> Material to process:
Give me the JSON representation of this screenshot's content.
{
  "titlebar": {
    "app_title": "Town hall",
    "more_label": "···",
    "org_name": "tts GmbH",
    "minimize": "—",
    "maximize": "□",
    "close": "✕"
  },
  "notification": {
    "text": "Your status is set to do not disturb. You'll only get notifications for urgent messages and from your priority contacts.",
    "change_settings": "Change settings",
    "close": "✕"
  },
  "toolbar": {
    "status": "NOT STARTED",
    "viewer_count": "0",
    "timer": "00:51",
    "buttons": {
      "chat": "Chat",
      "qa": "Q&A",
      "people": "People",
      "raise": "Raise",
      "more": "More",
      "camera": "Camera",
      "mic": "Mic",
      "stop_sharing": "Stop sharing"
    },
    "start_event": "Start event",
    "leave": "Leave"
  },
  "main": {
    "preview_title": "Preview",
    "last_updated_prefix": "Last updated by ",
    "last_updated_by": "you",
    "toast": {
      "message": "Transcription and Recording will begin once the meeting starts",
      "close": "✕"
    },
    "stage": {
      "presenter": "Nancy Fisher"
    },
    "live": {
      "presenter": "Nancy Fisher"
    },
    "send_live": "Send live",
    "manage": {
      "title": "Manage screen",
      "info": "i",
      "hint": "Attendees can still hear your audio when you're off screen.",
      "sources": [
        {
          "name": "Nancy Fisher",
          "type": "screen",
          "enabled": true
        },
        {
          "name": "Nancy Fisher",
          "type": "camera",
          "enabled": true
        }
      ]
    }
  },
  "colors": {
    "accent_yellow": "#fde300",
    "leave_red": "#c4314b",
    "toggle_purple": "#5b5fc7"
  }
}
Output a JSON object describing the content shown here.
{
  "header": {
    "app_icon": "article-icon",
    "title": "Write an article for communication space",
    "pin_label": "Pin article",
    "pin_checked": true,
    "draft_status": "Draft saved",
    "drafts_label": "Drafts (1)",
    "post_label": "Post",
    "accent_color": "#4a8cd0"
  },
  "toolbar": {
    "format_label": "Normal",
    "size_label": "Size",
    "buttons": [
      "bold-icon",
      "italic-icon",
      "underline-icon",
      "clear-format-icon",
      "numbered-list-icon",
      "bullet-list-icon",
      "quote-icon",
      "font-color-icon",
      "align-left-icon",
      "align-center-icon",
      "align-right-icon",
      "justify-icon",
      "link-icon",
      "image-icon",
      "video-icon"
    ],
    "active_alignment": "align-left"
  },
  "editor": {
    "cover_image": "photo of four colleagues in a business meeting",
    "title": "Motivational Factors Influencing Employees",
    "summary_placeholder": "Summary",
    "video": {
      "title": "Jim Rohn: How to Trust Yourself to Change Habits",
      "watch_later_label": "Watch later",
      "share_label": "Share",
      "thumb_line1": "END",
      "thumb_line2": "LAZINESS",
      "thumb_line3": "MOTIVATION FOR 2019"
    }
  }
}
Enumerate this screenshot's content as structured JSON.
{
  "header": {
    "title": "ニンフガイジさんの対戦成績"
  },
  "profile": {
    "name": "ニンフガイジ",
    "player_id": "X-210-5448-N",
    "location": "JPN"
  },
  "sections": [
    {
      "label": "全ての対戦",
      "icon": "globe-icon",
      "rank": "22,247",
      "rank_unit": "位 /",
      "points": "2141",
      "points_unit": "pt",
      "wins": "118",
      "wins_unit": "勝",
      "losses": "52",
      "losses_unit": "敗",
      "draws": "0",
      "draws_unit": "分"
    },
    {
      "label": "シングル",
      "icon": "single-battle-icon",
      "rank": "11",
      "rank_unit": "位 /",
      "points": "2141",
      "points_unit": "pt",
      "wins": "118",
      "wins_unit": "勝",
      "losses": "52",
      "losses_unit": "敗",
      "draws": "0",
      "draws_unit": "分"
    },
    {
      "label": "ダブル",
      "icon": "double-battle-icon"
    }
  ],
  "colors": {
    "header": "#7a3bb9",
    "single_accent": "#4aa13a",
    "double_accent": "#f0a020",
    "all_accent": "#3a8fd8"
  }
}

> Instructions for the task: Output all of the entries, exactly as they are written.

> Your response:
Give me the JSON representation of this screenshot's content.
{
  "titlebar": {
    "app_title": "Town hall",
    "more_label": "···",
    "org_name": "tts GmbH",
    "minimize": "—",
    "maximize": "□",
    "close": "✕"
  },
  "notification": {
    "text": "Your status is set to do not disturb. You'll only get notifications for urgent messages and from your priority contacts.",
    "change_settings": "Change settings",
    "close": "✕"
  },
  "toolbar": {
    "status": "NOT STARTED",
    "viewer_count": "0",
    "timer": "00:51",
    "buttons": {
      "chat": "Chat",
      "qa": "Q&A",
      "people": "People",
      "raise": "Raise",
      "more": "More",
      "camera": "Camera",
      "mic": "Mic",
      "stop_sharing": "Stop sharing"
    },
    "start_event": "Start event",
    "leave": "Leave"
  },
  "main": {
    "preview_title": "Preview",
    "last_updated_prefix": "Last updated by ",
    "last_updated_by": "you",
    "toast": {
      "message": "Transcription and Recording will begin once the meeting starts",
      "close": "✕"
    },
    "stage": {
      "presenter": "Nancy Fisher"
    },
    "live": {
      "presenter": "Nancy Fisher"
    },
    "send_live": "Send live",
    "manage": {
      "title": "Manage screen",
      "info": "i",
      "hint": "Attendees can still hear your audio when you're off screen.",
      "sources": [
        {
          "name": "Nancy Fisher",
          "type": "screen",
          "enabled": true
        },
        {
          "name": "Nancy Fisher",
          "type": "camera",
          "enabled": true
        }
      ]
    }
  },
  "colors": {
    "accent_yellow": "#fde300",
    "leave_red": "#c4314b",
    "toggle_purple": "#5b5fc7"
  }
}
Output a JSON object describing the content shown here.
{
  "header": {
    "app_icon": "article-icon",
    "title": "Write an article for communication space",
    "pin_label": "Pin article",
    "pin_checked": true,
    "draft_status": "Draft saved",
    "drafts_label": "Drafts (1)",
    "post_label": "Post",
    "accent_color": "#4a8cd0"
  },
  "toolbar": {
    "format_label": "Normal",
    "size_label": "Size",
    "buttons": [
      "bold-icon",
      "italic-icon",
      "underline-icon",
      "clear-format-icon",
      "numbered-list-icon",
      "bullet-list-icon",
      "quote-icon",
      "font-color-icon",
      "align-left-icon",
      "align-center-icon",
      "align-right-icon",
      "justify-icon",
      "link-icon",
      "image-icon",
      "video-icon"
    ],
    "active_alignment": "align-left"
  },
  "editor": {
    "cover_image": "photo of four colleagues in a business meeting",
    "title": "Motivational Factors Influencing Employees",
    "summary_placeholder": "Summary",
    "video": {
      "title": "Jim Rohn: How to Trust Yourself to Change Habits",
      "watch_later_label": "Watch later",
      "share_label": "Share",
      "thumb_line1": "END",
      "thumb_line2": "LAZINESS",
      "thumb_line3": "MOTIVATION FOR 2019"
    }
  }
}
Enumerate this screenshot's content as structured JSON.
{
  "header": {
    "title": "ニンフガイジさんの対戦成績"
  },
  "profile": {
    "name": "ニンフガイジ",
    "player_id": "X-210-5448-N",
    "location": "JPN"
  },
  "sections": [
    {
      "label": "全ての対戦",
      "icon": "globe-icon",
      "rank": "22,247",
      "rank_unit": "位 /",
      "points": "2141",
      "points_unit": "pt",
      "wins": "118",
      "wins_unit": "勝",
      "losses": "52",
      "losses_unit": "敗",
      "draws": "0",
      "draws_unit": "分"
    },
    {
      "label": "シングル",
      "icon": "single-battle-icon",
      "rank": "11",
      "rank_unit": "位 /",
      "points": "2141",
      "points_unit": "pt",
      "wins": "118",
      "wins_unit": "勝",
      "losses": "52",
      "losses_unit": "敗",
      "draws": "0",
      "draws_unit": "分"
    },
    {
      "label": "ダブル",
      "icon": "double-battle-icon"
    }
  ],
  "colors": {
    "header": "#7a3bb9",
    "single_accent": "#4aa13a",
    "double_accent": "#f0a020",
    "all_accent": "#3a8fd8"
  }
}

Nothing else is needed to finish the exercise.